• Work instructions: State how many lines of the records include the word "favicon"; the reply is that number alone.

Records provided Start Marker

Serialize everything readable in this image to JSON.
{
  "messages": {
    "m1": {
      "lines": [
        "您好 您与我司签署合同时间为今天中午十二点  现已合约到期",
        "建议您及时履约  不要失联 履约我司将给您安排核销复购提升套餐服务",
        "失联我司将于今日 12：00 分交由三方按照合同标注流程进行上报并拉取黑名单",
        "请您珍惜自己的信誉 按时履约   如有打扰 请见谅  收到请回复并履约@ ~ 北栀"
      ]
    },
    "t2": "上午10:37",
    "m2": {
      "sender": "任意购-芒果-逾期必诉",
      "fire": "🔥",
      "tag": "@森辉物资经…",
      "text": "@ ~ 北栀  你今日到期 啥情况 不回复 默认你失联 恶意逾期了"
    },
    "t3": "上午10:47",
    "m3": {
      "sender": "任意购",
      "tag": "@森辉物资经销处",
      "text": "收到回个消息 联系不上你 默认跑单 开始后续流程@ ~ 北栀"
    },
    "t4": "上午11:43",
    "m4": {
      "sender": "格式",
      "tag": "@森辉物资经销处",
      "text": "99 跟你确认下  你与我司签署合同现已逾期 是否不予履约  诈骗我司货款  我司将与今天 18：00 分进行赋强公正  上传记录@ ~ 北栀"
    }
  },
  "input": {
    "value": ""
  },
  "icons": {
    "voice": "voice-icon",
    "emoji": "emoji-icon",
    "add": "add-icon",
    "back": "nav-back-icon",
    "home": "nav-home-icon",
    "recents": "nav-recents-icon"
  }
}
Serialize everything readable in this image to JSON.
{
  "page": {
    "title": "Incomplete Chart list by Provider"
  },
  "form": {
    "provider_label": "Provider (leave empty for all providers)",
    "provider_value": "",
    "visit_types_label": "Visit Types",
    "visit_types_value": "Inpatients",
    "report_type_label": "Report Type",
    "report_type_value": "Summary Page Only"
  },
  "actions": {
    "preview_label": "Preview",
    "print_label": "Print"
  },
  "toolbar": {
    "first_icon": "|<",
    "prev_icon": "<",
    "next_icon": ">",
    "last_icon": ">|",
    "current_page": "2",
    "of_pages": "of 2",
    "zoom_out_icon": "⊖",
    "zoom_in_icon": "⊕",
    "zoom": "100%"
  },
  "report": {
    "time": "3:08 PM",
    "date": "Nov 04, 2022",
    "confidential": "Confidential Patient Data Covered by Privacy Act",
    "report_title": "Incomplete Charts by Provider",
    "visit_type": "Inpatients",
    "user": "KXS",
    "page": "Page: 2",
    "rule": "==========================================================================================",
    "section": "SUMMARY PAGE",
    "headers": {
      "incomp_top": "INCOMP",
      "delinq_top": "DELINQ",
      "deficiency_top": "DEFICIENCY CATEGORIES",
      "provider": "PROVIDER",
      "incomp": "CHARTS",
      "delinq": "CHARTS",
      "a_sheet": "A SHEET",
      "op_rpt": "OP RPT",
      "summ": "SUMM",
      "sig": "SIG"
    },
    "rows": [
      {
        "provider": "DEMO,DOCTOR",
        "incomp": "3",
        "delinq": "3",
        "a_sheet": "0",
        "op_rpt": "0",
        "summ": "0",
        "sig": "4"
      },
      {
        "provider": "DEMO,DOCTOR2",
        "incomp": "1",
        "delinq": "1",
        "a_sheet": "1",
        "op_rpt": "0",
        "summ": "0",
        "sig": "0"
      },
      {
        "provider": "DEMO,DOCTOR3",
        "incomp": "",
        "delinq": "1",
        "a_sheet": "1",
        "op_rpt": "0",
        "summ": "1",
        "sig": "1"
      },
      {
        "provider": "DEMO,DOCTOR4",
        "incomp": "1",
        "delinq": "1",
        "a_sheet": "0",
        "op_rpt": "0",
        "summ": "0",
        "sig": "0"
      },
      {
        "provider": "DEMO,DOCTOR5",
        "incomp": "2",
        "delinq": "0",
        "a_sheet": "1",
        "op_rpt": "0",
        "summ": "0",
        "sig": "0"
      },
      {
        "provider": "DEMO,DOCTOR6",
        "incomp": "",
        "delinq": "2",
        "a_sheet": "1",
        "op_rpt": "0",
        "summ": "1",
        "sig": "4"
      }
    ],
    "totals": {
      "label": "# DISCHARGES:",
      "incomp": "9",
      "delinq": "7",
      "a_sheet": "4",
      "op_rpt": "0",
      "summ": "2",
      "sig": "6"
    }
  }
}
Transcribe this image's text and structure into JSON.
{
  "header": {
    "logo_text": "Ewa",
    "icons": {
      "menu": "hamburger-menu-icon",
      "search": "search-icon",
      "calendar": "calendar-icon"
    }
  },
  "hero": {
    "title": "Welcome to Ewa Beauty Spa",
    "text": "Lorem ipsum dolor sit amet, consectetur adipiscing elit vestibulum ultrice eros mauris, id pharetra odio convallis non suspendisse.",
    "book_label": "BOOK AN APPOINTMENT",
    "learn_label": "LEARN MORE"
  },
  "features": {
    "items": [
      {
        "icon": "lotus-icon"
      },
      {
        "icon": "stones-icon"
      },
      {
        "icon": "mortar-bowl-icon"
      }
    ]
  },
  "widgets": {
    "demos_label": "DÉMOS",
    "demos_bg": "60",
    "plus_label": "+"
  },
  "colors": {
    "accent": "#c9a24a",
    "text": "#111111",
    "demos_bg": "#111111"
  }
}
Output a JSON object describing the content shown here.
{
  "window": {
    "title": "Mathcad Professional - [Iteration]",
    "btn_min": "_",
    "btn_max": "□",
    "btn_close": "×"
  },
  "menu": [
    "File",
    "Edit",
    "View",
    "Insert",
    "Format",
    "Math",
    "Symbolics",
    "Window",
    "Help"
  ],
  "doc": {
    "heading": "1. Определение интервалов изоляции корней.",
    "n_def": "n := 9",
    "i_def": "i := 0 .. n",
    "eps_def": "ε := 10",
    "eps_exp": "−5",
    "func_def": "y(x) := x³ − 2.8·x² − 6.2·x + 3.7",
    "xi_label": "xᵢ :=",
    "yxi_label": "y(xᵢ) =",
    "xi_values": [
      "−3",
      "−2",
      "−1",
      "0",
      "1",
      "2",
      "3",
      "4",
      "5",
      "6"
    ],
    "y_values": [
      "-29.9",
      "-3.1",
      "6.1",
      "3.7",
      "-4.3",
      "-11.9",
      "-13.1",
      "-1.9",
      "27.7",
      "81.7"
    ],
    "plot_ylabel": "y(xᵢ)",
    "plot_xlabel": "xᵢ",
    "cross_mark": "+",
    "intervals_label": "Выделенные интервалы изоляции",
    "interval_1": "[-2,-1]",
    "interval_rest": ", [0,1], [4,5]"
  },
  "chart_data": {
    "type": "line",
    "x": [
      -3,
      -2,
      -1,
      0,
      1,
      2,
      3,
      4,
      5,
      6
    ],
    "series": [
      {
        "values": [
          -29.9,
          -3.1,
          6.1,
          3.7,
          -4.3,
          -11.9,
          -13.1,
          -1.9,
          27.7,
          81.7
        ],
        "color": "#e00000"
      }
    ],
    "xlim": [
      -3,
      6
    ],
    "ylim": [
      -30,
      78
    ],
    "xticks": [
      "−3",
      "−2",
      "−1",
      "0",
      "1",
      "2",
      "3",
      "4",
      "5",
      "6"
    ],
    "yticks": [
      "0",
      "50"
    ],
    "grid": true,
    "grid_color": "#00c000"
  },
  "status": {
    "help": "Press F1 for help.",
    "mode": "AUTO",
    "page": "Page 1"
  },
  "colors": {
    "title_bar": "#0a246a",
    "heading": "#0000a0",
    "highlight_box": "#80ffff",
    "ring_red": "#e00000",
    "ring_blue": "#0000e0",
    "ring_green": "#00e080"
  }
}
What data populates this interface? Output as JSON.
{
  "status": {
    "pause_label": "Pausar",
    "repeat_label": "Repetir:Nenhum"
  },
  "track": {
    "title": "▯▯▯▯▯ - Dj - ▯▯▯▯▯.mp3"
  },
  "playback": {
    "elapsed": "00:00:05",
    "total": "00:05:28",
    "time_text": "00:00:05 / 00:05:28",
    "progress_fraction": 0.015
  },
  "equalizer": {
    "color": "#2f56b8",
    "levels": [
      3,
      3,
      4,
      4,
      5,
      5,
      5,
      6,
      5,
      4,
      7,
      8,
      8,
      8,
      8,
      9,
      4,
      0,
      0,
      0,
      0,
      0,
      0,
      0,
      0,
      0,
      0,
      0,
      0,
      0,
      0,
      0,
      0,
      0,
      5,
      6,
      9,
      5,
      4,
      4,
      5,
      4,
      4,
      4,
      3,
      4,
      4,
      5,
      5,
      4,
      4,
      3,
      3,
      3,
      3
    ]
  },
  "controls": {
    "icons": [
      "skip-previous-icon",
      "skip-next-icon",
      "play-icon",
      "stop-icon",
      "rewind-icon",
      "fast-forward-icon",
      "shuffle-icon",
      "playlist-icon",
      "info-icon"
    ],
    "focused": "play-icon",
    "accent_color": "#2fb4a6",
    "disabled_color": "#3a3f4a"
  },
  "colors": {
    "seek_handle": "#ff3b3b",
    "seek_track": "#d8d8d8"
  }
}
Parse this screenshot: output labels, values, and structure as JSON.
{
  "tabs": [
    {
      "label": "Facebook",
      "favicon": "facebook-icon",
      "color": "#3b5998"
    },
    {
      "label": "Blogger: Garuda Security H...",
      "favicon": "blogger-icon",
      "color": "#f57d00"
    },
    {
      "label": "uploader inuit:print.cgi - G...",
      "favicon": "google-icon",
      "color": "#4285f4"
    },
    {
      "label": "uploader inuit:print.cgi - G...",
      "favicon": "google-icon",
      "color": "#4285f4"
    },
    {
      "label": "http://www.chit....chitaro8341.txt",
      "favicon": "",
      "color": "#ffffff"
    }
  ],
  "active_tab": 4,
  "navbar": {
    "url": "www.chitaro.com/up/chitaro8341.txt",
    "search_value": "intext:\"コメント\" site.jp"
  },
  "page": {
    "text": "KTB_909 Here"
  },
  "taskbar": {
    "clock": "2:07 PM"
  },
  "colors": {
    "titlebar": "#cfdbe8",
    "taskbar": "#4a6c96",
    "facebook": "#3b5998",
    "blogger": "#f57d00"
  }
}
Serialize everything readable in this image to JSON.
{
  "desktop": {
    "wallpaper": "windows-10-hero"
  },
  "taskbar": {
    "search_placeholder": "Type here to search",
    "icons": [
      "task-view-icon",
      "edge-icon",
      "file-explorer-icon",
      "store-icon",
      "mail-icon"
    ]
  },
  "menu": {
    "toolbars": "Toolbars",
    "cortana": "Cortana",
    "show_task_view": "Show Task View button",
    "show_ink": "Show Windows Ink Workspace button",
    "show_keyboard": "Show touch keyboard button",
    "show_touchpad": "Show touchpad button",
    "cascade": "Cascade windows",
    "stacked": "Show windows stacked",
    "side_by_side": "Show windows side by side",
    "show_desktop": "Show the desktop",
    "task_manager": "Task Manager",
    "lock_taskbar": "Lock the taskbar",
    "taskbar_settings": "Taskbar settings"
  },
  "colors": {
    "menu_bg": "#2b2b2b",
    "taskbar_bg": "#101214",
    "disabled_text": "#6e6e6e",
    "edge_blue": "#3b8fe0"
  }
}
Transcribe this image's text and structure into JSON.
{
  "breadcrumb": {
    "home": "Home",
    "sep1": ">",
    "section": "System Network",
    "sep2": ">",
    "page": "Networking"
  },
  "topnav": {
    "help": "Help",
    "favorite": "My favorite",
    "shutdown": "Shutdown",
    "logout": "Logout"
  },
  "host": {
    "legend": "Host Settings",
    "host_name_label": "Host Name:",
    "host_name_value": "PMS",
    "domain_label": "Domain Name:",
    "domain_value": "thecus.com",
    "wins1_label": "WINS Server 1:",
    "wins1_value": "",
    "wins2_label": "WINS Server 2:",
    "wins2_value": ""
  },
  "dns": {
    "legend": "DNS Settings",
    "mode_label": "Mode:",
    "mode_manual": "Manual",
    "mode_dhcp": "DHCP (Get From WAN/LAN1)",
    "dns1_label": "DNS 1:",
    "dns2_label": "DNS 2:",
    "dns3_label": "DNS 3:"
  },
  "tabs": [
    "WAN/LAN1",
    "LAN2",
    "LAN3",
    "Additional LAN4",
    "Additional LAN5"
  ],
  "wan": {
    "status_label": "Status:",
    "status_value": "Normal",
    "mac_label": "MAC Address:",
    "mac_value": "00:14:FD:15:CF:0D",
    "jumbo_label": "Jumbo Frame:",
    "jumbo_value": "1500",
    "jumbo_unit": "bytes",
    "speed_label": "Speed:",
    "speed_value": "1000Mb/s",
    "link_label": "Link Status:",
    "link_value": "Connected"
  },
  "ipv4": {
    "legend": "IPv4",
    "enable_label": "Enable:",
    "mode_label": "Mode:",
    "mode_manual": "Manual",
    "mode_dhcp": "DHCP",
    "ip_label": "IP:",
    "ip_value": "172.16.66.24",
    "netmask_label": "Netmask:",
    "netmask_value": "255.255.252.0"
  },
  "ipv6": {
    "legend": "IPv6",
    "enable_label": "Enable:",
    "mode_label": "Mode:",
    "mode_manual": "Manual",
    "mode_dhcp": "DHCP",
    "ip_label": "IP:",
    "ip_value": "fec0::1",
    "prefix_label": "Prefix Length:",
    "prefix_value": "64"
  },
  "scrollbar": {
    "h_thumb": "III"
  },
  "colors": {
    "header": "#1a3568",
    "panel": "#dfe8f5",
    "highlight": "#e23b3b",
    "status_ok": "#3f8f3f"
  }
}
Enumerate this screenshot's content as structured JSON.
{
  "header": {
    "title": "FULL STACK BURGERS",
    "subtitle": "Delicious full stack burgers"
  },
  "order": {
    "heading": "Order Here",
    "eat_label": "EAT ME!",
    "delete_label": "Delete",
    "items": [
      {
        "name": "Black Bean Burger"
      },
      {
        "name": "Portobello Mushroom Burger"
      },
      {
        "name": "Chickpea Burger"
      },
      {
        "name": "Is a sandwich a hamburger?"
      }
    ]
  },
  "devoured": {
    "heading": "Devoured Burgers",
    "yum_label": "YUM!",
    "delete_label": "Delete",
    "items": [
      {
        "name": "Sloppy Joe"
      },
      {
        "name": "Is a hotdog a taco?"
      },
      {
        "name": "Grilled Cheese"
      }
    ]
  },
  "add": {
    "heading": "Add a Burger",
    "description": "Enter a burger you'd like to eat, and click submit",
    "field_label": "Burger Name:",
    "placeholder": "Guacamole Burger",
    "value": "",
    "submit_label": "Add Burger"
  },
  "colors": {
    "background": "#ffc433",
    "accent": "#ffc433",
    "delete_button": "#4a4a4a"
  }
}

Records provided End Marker

• Result of the exercise: 5